- **What is expected**
Output what the records say, word for word, with no images.

-------- Dataset records --------

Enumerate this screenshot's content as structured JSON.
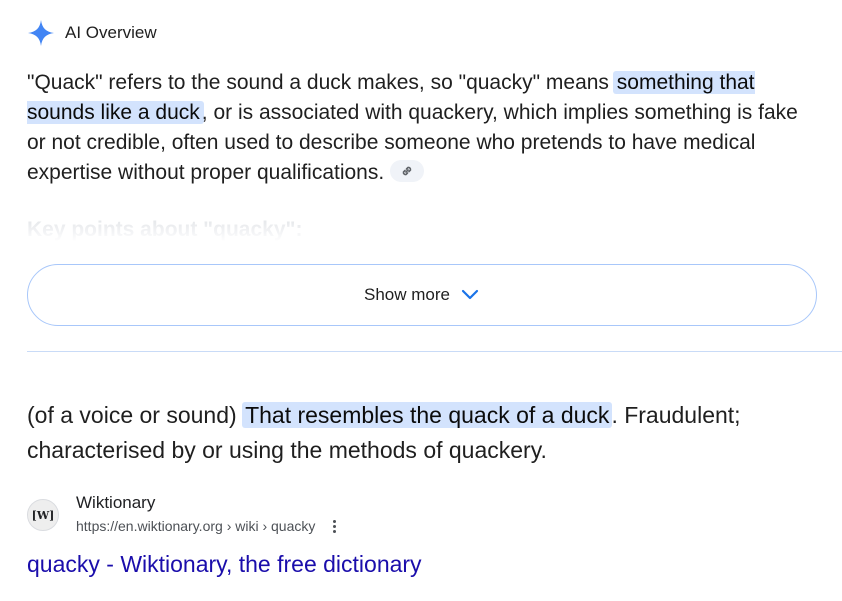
{
  "ai_overview": {
    "title": "AI Overview",
    "icon": "sparkle-icon",
    "accent_color": "#4285f4",
    "text_before": "\"Quack\" refers to the sound a duck makes, so \"quacky\" means ",
    "highlight": "something that sounds like a duck",
    "text_after": ", or is associated with quackery, which implies something is fake or not credible, often used to describe someone who pretends to have medical expertise without proper qualifications.",
    "link_icon": "link-icon",
    "faded_heading": "Key points about \"quacky\":",
    "show_more_label": "Show more",
    "highlight_color": "#d3e3fd"
  },
  "definition": {
    "prefix": "(of a voice or sound) ",
    "highlight": "That resembles the quack of a duck",
    "suffix": ". Fraudulent; characterised by or using the methods of quackery."
  },
  "source": {
    "favicon_text": "[W]",
    "site_name": "Wiktionary",
    "url": "https://en.wiktionary.org › wiki › quacky",
    "more_icon": "more-vert-icon"
  },
  "result": {
    "title": "quacky - Wiktionary, the free dictionary",
    "link_color": "#1a0dab"
  }
}
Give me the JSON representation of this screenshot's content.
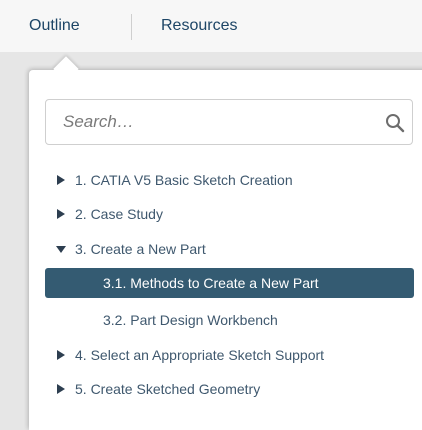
{
  "tabs": {
    "outline": "Outline",
    "resources": "Resources"
  },
  "search": {
    "placeholder": "Search…",
    "icon": "search-icon"
  },
  "toc": {
    "items": [
      {
        "label": "1. CATIA V5 Basic Sketch Creation",
        "expanded": false,
        "has_children": true
      },
      {
        "label": "2. Case Study",
        "expanded": false,
        "has_children": true
      },
      {
        "label": "3. Create a New Part",
        "expanded": true,
        "has_children": true
      },
      {
        "label": "3.1. Methods to Create a New Part",
        "selected": true,
        "has_children": false
      },
      {
        "label": "3.2. Part Design Workbench",
        "has_children": false
      },
      {
        "label": "4. Select an Appropriate Sketch Support",
        "expanded": false,
        "has_children": true
      },
      {
        "label": "5. Create Sketched Geometry",
        "expanded": false,
        "has_children": true
      }
    ]
  },
  "colors": {
    "tab_text": "#1d4566",
    "item_text": "#3f586e",
    "selected_bg": "#345b72",
    "selected_text": "#ffffff",
    "page_bg": "#e6e6e6"
  }
}
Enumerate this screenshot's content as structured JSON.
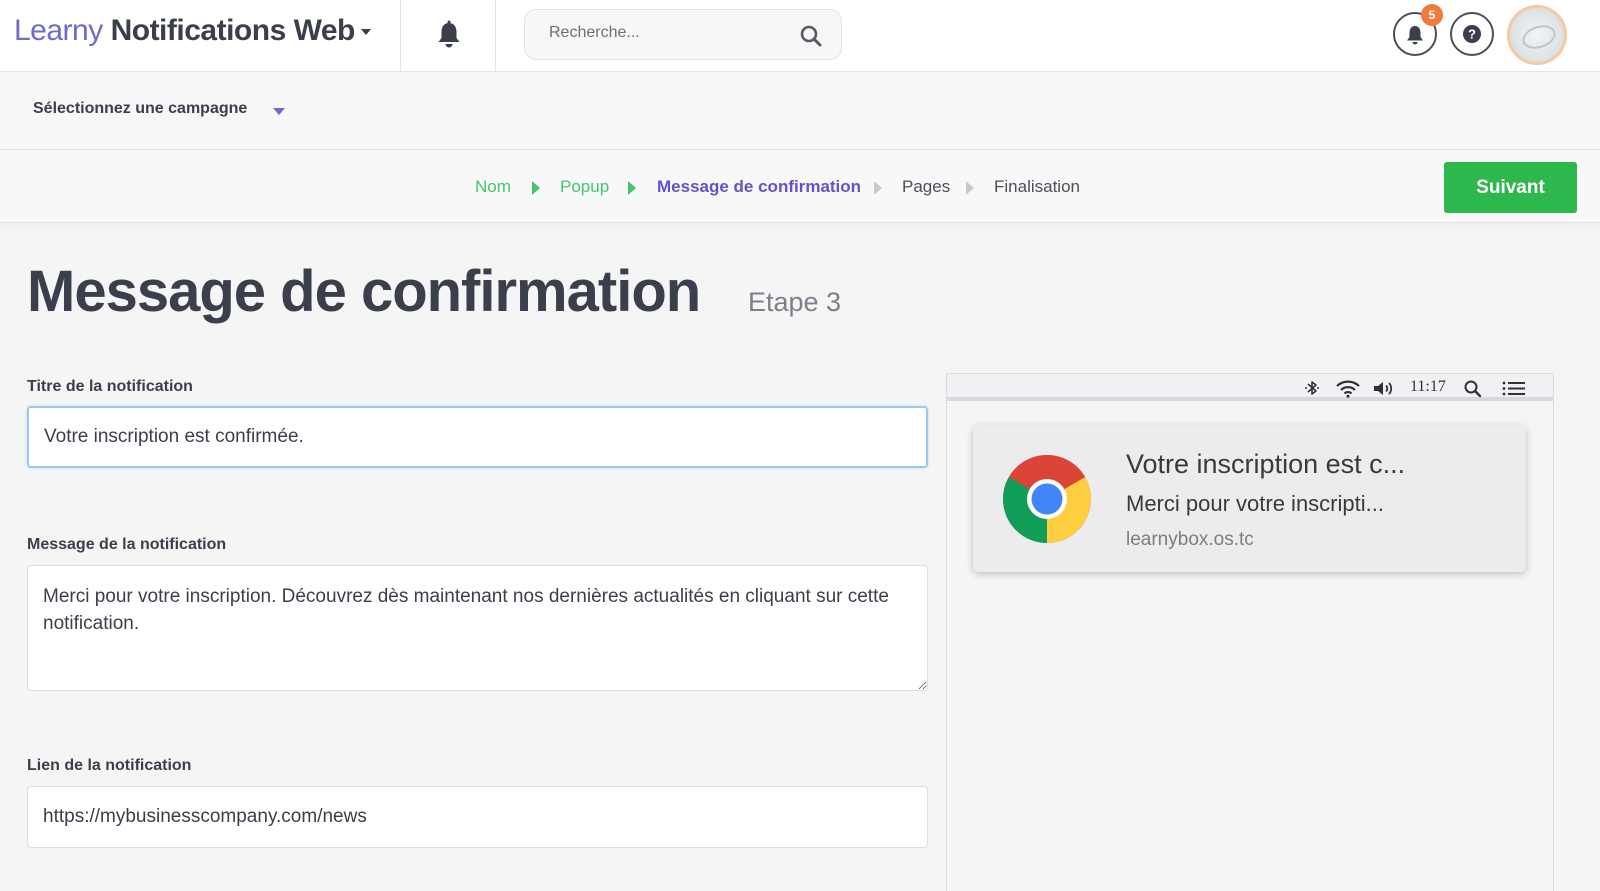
{
  "app": {
    "title_part1": "Learny",
    "title_part2": "Notifications Web",
    "search_placeholder": "Recherche...",
    "notification_count": "5",
    "accent_color": "#6e6bc9"
  },
  "campaign": {
    "select_label": "Sélectionnez une campagne"
  },
  "steps": {
    "items": [
      {
        "label": "Nom",
        "state": "done"
      },
      {
        "label": "Popup",
        "state": "done"
      },
      {
        "label": "Message de confirmation",
        "state": "active"
      },
      {
        "label": "Pages",
        "state": "todo"
      },
      {
        "label": "Finalisation",
        "state": "todo"
      }
    ],
    "next_label": "Suivant",
    "next_color": "#2db84d"
  },
  "page": {
    "title": "Message de confirmation",
    "step": "Etape 3"
  },
  "form": {
    "title_label": "Titre de la notification",
    "title_value": "Votre inscription est confirmée.",
    "message_label": "Message de la notification",
    "message_value": "Merci pour votre inscription. Découvrez dès maintenant nos dernières actualités en cliquant sur cette notification.",
    "link_label": "Lien de la notification",
    "link_value": "https://mybusinesscompany.com/news"
  },
  "preview": {
    "menubar_time": "11:17",
    "notif_title": "Votre inscription est c...",
    "notif_body": "Merci pour votre inscripti...",
    "notif_site": "learnybox.os.tc",
    "icons": [
      "bluetooth-icon",
      "wifi-icon",
      "volume-icon",
      "search-icon",
      "menu-list-icon",
      "chrome-logo"
    ]
  }
}
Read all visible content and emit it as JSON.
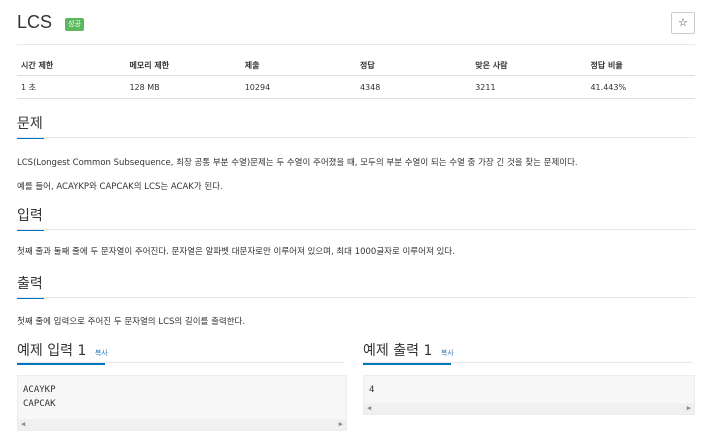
{
  "problem": {
    "title": "LCS",
    "badge": "성공",
    "star_icon": "☆"
  },
  "info_table": {
    "headers": [
      "시간 제한",
      "메모리 제한",
      "제출",
      "정답",
      "맞은 사람",
      "정답 비율"
    ],
    "values": [
      "1 초",
      "128 MB",
      "10294",
      "4348",
      "3211",
      "41.443%"
    ]
  },
  "sections": {
    "problem": {
      "title": "문제",
      "paragraphs": [
        "LCS(Longest Common Subsequence, 최장 공통 부분 수열)문제는 두 수열이 주어졌을 때, 모두의 부분 수열이 되는 수열 중 가장 긴 것을 찾는 문제이다.",
        "예를 들어, ACAYKP와 CAPCAK의 LCS는 ACAK가 된다."
      ]
    },
    "input": {
      "title": "입력",
      "paragraphs": [
        "첫째 줄과 둘째 줄에 두 문자열이 주어진다. 문자열은 알파벳 대문자로만 이루어져 있으며, 최대 1000글자로 이루어져 있다."
      ]
    },
    "output": {
      "title": "출력",
      "paragraphs": [
        "첫째 줄에 입력으로 주어진 두 문자열의 LCS의 길이를 출력한다."
      ]
    }
  },
  "samples": {
    "input": {
      "title": "예제 입력",
      "number": "1",
      "copy": "복사",
      "content": "ACAYKP\nCAPCAK"
    },
    "output": {
      "title": "예제 출력",
      "number": "1",
      "copy": "복사",
      "content": "4"
    }
  },
  "colors": {
    "accent": "#0076c0",
    "badge": "#5cb85c",
    "link": "#337ab7"
  }
}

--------

- **Exercise answer**
Enumerate this screenshot's content as structured JSON.
{
  "ai_overview": {
    "title": "AI Overview",
    "icon": "sparkle-icon",
    "accent_color": "#4285f4",
    "text_before": "\"Quack\" refers to the sound a duck makes, so \"quacky\" means ",
    "highlight": "something that sounds like a duck",
    "text_after": ", or is associated with quackery, which implies something is fake or not credible, often used to describe someone who pretends to have medical expertise without proper qualifications.",
    "link_icon": "link-icon",
    "faded_heading": "Key points about \"quacky\":",
    "show_more_label": "Show more",
    "highlight_color": "#d3e3fd"
  },
  "definition": {
    "prefix": "(of a voice or sound) ",
    "highlight": "That resembles the quack of a duck",
    "suffix": ". Fraudulent; characterised by or using the methods of quackery."
  },
  "source": {
    "favicon_text": "[W]",
    "site_name": "Wiktionary",
    "url": "https://en.wiktionary.org › wiki › quacky",
    "more_icon": "more-vert-icon"
  },
  "result": {
    "title": "quacky - Wiktionary, the free dictionary",
    "link_color": "#1a0dab"
  }
}
Give me the JSON representation of this screenshot's content.
{
  "tabs": {
    "outline": "Outline",
    "resources": "Resources"
  },
  "search": {
    "placeholder": "Search…",
    "icon": "search-icon"
  },
  "toc": {
    "items": [
      {
        "label": "1. CATIA V5 Basic Sketch Creation",
        "expanded": false,
        "has_children": true
      },
      {
        "label": "2. Case Study",
        "expanded": false,
        "has_children": true
      },
      {
        "label": "3. Create a New Part",
        "expanded": true,
        "has_children": true
      },
      {
        "label": "3.1. Methods to Create a New Part",
        "selected": true,
        "has_children": false
      },
      {
        "label": "3.2. Part Design Workbench",
        "has_children": false
      },
      {
        "label": "4. Select an Appropriate Sketch Support",
        "expanded": false,
        "has_children": true
      },
      {
        "label": "5. Create Sketched Geometry",
        "expanded": false,
        "has_children": true
      }
    ]
  },
  "colors": {
    "tab_text": "#1d4566",
    "item_text": "#3f586e",
    "selected_bg": "#345b72",
    "selected_text": "#ffffff",
    "page_bg": "#e6e6e6"
  }
}
Enumerate this screenshot's content as structured JSON.
{
  "app": {
    "title_part1": "Learny",
    "title_part2": "Notifications Web",
    "search_placeholder": "Recherche...",
    "notification_count": "5",
    "accent_color": "#6e6bc9"
  },
  "campaign": {
    "select_label": "Sélectionnez une campagne"
  },
  "steps": {
    "items": [
      {
        "label": "Nom",
        "state": "done"
      },
      {
        "label": "Popup",
        "state": "done"
      },
      {
        "label": "Message de confirmation",
        "state": "active"
      },
      {
        "label": "Pages",
        "state": "todo"
      },
      {
        "label": "Finalisation",
        "state": "todo"
      }
    ],
    "next_label": "Suivant",
    "next_color": "#2db84d"
  },
  "page": {
    "title": "Message de confirmation",
    "step": "Etape 3"
  },
  "form": {
    "title_label": "Titre de la notification",
    "title_value": "Votre inscription est confirmée.",
    "message_label": "Message de la notification",
    "message_value": "Merci pour votre inscription. Découvrez dès maintenant nos dernières actualités en cliquant sur cette notification.",
    "link_label": "Lien de la notification",
    "link_value": "https://mybusinesscompany.com/news"
  },
  "preview": {
    "menubar_time": "11:17",
    "notif_title": "Votre inscription est c...",
    "notif_body": "Merci pour votre inscripti...",
    "notif_site": "learnybox.os.tc",
    "icons": [
      "bluetooth-icon",
      "wifi-icon",
      "volume-icon",
      "search-icon",
      "menu-list-icon",
      "chrome-logo"
    ]
  }
}
Read all visible content and emit it as JSON.
{
  "problem": {
    "title": "LCS",
    "badge": "성공",
    "star_icon": "☆"
  },
  "info_table": {
    "headers": [
      "시간 제한",
      "메모리 제한",
      "제출",
      "정답",
      "맞은 사람",
      "정답 비율"
    ],
    "values": [
      "1 초",
      "128 MB",
      "10294",
      "4348",
      "3211",
      "41.443%"
    ]
  },
  "sections": {
    "problem": {
      "title": "문제",
      "paragraphs": [
        "LCS(Longest Common Subsequence, 최장 공통 부분 수열)문제는 두 수열이 주어졌을 때, 모두의 부분 수열이 되는 수열 중 가장 긴 것을 찾는 문제이다.",
        "예를 들어, ACAYKP와 CAPCAK의 LCS는 ACAK가 된다."
      ]
    },
    "input": {
      "title": "입력",
      "paragraphs": [
        "첫째 줄과 둘째 줄에 두 문자열이 주어진다. 문자열은 알파벳 대문자로만 이루어져 있으며, 최대 1000글자로 이루어져 있다."
      ]
    },
    "output": {
      "title": "출력",
      "paragraphs": [
        "첫째 줄에 입력으로 주어진 두 문자열의 LCS의 길이를 출력한다."
      ]
    }
  },
  "samples": {
    "input": {
      "title": "예제 입력",
      "number": "1",
      "copy": "복사",
      "content": "ACAYKP\nCAPCAK"
    },
    "output": {
      "title": "예제 출력",
      "number": "1",
      "copy": "복사",
      "content": "4"
    }
  },
  "colors": {
    "accent": "#0076c0",
    "badge": "#5cb85c",
    "link": "#337ab7"
  }
}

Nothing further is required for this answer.